Data records:
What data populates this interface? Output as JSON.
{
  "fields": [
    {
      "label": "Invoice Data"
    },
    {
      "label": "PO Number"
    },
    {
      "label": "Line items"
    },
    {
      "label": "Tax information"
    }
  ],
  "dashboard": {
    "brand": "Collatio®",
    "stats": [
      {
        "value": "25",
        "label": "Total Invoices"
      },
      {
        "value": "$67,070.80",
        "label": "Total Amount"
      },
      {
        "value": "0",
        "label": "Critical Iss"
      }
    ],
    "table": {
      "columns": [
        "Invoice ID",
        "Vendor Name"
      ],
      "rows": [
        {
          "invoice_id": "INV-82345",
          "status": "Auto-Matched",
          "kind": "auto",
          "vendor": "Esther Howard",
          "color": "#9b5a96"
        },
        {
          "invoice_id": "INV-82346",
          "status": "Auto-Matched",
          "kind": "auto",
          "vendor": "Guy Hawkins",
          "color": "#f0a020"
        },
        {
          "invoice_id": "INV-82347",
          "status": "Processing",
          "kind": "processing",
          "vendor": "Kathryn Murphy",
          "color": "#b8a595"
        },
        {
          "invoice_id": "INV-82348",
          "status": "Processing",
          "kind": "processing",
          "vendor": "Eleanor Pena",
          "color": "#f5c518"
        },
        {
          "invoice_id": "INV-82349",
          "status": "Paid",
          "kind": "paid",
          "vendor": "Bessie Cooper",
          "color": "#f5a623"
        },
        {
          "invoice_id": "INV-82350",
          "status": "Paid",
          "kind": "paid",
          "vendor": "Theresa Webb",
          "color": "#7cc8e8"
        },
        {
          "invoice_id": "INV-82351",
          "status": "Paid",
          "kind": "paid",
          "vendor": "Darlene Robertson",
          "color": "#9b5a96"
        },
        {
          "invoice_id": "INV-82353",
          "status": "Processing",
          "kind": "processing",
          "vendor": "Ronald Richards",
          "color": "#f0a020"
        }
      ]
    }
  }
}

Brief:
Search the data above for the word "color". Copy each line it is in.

Task result:
          "color": "#9b5a96"
          "color": "#f0a020"
          "color": "#b8a595"
          "color": "#f5c518"
          "color": "#f5a623"
          "color": "#7cc8e8"
          "color": "#9b5a96"
          "color": "#f0a020"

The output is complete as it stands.